Third: since 1997 or so the link between expanded imports and wage inequality has become real, as our imports now embody a much larger amount of factors competing with our own lesser-skilled than they used to. How large? I don't think we know. Paul Krugman is now writing a paper for the Brookings Institution in which he essentially throws up his hands at the question. But there are two points worth noting: (a) the effects of trade on pre-tax wage inequality are much smaller than the effects over the past generation of changes in the tax system on after-tax income inequality; (b) the effects of trade on inequality of opportunity are much less than the effects of educational inequities on inequality of opportunity.
Fourth, to the extent that we in the United States begin thinking of trade restrictions as a way to fight inequality, we are setting ourselves up for extraordinary trouble late in this century--extraordinary damage to our long-run national security.

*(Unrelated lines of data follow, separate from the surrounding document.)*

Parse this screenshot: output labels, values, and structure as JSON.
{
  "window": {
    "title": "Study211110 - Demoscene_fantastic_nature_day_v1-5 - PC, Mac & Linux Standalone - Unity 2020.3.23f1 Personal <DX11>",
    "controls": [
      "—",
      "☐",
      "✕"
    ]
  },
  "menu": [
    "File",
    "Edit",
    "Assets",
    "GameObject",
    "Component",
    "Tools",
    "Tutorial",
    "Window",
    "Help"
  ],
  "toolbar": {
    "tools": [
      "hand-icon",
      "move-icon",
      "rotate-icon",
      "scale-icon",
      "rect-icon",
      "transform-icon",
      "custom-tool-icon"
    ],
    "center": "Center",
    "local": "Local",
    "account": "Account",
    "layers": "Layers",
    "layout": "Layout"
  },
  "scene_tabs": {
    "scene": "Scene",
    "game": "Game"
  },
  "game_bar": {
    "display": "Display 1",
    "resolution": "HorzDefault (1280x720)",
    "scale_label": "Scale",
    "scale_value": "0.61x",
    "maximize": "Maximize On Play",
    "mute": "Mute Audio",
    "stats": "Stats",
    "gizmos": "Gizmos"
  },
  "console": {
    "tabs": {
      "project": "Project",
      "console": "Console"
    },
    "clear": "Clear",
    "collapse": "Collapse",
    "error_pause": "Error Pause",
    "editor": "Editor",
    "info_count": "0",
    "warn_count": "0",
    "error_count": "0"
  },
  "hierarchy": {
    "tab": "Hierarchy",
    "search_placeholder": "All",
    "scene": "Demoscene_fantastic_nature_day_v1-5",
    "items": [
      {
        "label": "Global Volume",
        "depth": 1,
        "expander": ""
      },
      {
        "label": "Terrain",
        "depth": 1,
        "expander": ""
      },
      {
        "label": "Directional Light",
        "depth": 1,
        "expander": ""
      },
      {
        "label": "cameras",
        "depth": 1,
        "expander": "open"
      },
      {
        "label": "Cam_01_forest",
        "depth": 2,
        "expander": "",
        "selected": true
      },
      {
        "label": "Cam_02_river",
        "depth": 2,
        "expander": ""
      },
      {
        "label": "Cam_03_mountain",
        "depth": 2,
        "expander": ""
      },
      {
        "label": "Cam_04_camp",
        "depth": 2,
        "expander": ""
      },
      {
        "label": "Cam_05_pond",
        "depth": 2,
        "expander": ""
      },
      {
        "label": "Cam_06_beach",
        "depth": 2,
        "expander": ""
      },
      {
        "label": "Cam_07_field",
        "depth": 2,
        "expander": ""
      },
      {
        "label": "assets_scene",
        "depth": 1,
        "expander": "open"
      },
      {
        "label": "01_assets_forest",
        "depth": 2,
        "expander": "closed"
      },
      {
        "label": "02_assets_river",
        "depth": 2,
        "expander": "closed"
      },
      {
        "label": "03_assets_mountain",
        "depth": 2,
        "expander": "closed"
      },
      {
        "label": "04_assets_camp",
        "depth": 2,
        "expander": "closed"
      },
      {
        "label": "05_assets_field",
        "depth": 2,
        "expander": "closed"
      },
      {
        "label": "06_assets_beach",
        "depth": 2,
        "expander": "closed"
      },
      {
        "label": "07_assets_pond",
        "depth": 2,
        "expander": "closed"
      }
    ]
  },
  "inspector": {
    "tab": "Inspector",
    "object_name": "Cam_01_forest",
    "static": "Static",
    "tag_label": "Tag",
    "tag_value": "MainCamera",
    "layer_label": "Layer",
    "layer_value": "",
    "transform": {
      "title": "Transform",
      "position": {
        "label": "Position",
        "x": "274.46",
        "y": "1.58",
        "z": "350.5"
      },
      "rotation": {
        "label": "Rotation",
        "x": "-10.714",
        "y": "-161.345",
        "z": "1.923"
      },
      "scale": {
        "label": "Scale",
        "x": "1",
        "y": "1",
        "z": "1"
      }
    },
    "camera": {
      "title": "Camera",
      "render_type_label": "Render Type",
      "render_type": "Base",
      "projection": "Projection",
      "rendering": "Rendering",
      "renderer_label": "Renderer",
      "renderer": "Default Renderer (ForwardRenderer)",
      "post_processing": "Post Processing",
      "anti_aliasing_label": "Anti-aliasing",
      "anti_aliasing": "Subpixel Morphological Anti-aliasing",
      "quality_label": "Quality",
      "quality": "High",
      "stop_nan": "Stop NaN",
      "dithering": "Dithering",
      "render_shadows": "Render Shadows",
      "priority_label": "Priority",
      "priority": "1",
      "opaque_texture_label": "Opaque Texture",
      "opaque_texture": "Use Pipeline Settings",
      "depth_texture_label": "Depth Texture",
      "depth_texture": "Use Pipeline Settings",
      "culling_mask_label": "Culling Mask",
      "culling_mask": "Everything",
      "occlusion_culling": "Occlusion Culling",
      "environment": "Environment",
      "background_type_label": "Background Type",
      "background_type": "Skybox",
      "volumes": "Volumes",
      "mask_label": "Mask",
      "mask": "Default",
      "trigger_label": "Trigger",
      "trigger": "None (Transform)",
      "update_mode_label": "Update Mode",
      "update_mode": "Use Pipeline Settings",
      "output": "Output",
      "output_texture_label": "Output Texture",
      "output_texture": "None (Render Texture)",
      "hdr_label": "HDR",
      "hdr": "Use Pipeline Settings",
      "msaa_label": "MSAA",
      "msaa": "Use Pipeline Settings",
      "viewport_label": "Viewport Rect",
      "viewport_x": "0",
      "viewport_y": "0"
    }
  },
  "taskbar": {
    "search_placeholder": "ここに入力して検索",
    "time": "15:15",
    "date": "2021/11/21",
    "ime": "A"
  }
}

Now if the next progressive administration decides that in the total universe of tough political fights they want to take on, they'd rather have fights over withdrawal from Iraq, expanded access to health car, and curbing America's carbon emissions than have a tough fight over further lowering of trade barriers that would strike me as an eminently sensible way to proceed. In retrospect, it seems a bit perverse of the Clinton administration to have gone forward with NAFTA before health care and without even getting their allies-on-NAFTA in the business world to support them on health care. That, however, is about priorities and sound coalition-management, a different thing from saying that the opponents of trade liberalization are correct on the merits.